Assigned task:
Below are the records. Gather each line that holds "name".

Stored dataset items:
※

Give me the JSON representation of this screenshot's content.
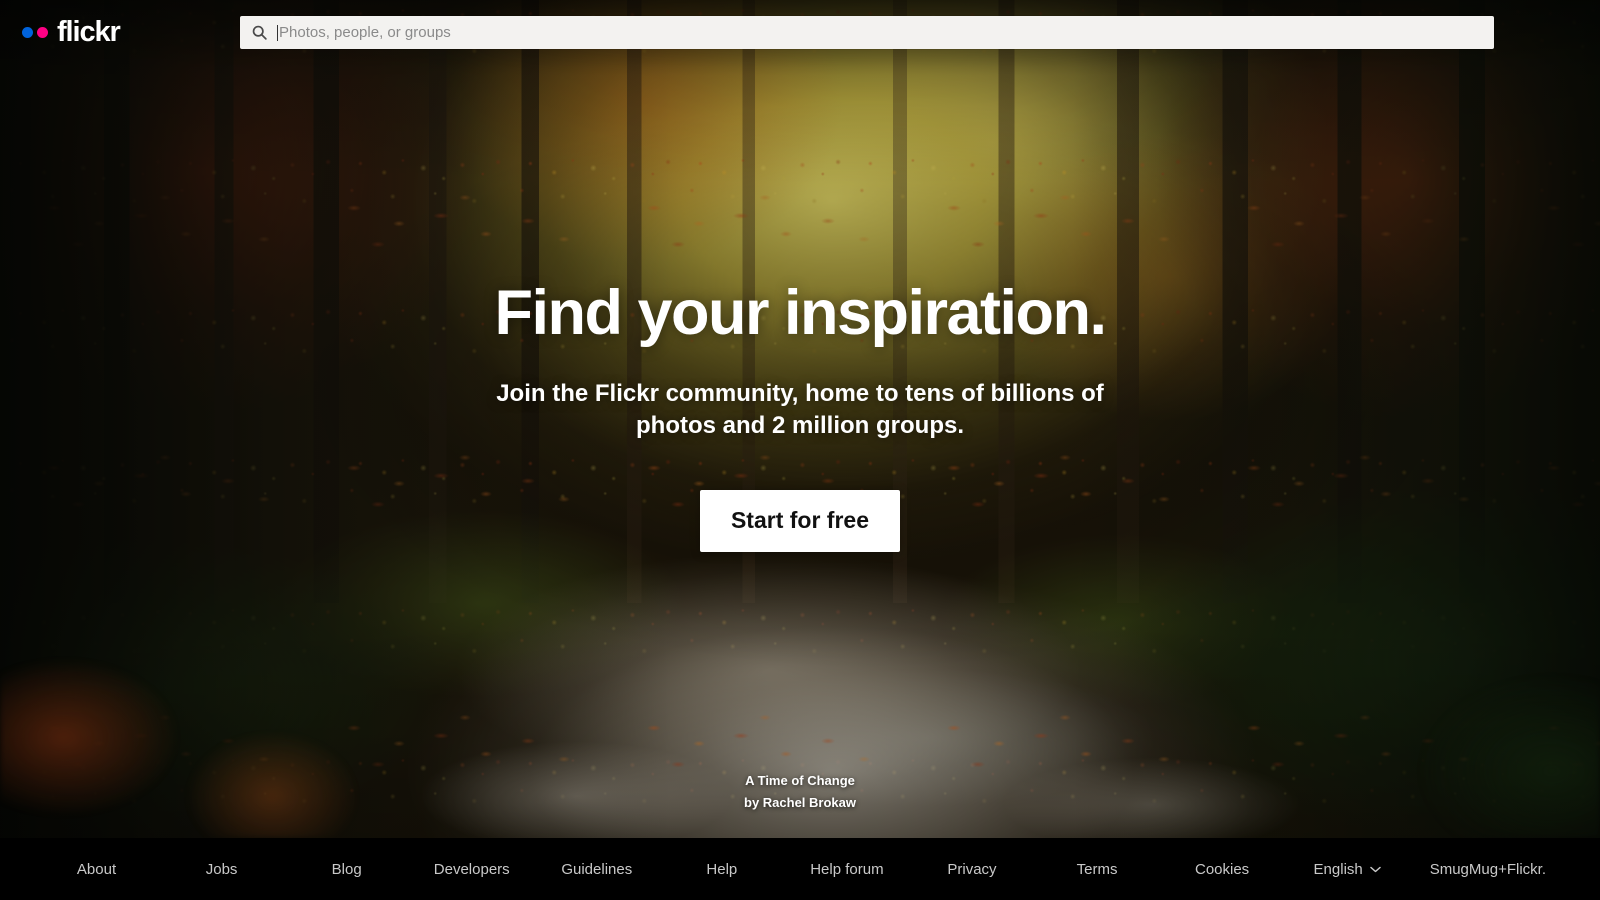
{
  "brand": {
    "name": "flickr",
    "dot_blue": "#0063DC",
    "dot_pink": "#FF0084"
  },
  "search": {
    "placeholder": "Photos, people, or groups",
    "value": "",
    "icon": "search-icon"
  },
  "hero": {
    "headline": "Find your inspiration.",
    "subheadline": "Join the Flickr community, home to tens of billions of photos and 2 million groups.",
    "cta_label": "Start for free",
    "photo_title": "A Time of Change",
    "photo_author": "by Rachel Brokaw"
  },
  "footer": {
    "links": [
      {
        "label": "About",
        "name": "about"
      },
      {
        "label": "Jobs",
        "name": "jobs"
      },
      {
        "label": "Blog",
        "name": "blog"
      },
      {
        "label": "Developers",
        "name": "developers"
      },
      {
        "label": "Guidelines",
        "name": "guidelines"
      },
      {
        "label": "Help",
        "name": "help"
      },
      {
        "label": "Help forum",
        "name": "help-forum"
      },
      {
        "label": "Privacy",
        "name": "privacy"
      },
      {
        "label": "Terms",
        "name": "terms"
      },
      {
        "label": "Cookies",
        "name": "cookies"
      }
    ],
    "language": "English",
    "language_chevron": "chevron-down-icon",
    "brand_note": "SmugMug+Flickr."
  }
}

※

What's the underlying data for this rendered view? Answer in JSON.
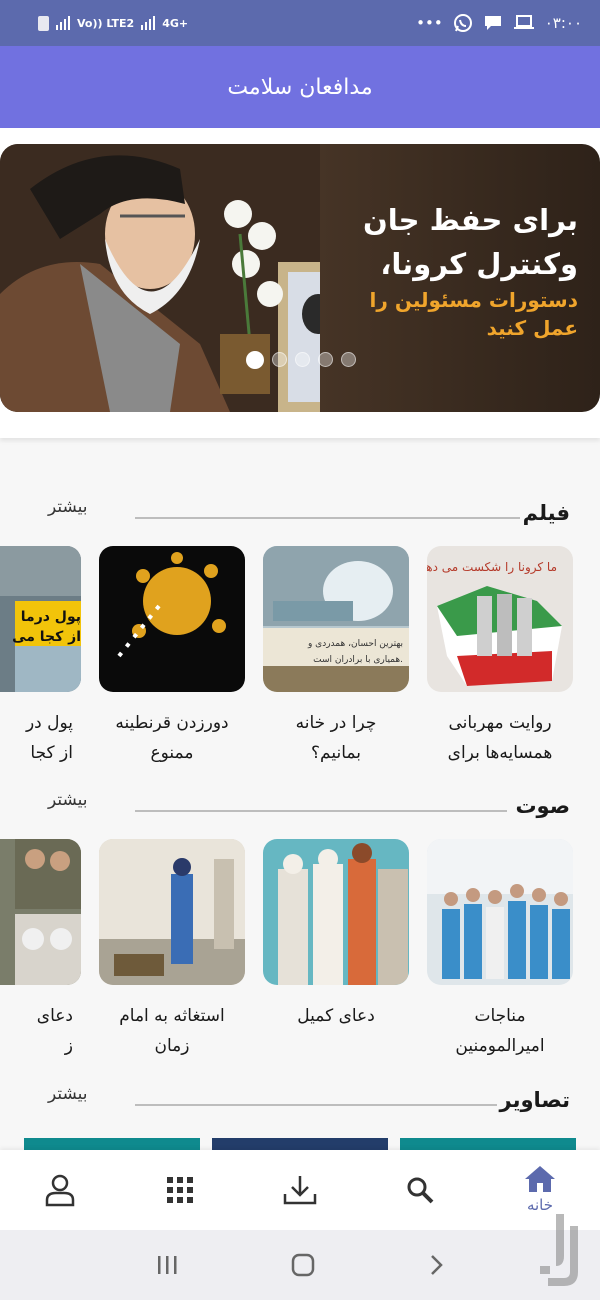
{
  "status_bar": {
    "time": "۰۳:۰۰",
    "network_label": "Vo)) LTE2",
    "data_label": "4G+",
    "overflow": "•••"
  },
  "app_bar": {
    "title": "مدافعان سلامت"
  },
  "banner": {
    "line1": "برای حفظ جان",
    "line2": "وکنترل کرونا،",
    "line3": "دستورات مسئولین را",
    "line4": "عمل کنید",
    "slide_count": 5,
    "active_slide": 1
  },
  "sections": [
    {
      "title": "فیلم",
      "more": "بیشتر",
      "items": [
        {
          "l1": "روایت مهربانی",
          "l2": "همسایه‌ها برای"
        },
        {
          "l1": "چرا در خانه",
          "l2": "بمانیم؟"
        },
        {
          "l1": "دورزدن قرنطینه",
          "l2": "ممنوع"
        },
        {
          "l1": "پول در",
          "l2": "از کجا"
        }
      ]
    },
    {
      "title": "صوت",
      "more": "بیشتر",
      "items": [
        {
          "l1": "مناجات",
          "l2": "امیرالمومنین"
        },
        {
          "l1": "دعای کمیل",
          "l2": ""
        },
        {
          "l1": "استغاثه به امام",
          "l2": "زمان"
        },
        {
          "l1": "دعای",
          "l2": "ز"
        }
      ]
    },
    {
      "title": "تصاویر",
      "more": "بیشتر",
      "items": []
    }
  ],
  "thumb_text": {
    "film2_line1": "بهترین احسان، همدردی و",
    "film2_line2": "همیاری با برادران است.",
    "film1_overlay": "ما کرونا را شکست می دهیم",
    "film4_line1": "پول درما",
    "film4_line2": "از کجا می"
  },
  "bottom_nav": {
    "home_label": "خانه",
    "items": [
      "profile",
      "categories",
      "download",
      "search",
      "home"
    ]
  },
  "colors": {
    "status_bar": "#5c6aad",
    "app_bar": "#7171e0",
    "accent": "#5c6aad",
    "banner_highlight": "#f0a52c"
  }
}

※

Answer space:
    "name": "flickr",
        "name": "about"
        "name": "jobs"
        "name": "blog"
        "name": "developers"
        "name": "guidelines"
        "name": "help"
        "name": "help-forum"
        "name": "privacy"
        "name": "terms"
        "name": "cookies"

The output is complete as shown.